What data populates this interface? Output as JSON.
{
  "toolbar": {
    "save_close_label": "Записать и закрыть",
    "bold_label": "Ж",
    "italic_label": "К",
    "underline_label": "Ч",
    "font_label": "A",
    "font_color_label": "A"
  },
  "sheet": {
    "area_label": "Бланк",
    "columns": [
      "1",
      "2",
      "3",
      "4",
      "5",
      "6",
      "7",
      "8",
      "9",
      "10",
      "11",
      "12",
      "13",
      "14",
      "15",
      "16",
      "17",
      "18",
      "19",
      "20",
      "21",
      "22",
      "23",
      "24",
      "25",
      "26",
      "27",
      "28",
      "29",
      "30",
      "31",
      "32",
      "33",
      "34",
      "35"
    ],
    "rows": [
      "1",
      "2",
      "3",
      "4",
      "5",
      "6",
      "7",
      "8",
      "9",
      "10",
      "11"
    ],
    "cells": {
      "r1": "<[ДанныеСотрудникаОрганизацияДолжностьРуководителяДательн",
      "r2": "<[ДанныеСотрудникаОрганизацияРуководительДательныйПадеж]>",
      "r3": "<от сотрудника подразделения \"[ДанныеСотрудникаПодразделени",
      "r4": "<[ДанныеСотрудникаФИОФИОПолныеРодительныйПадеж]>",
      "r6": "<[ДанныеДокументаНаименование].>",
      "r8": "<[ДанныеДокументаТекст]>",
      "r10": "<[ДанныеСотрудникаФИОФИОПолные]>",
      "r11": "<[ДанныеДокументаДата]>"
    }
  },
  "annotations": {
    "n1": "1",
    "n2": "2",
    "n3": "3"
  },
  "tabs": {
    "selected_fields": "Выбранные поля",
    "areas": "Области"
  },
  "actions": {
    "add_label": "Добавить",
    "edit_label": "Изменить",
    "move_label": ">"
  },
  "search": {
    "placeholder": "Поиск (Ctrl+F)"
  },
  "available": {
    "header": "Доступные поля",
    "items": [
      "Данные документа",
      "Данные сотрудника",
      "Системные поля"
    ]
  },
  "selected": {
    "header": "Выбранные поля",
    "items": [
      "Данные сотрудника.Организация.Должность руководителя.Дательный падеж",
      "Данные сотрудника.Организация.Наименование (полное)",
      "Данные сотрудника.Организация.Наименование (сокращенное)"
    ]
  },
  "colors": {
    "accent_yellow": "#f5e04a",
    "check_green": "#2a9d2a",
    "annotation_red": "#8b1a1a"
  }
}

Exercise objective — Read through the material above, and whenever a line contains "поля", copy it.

Solved problem —
    "selected_fields": "Выбранные поля",
    "header": "Доступные поля",
      "Системные поля"
    "header": "Выбранные поля",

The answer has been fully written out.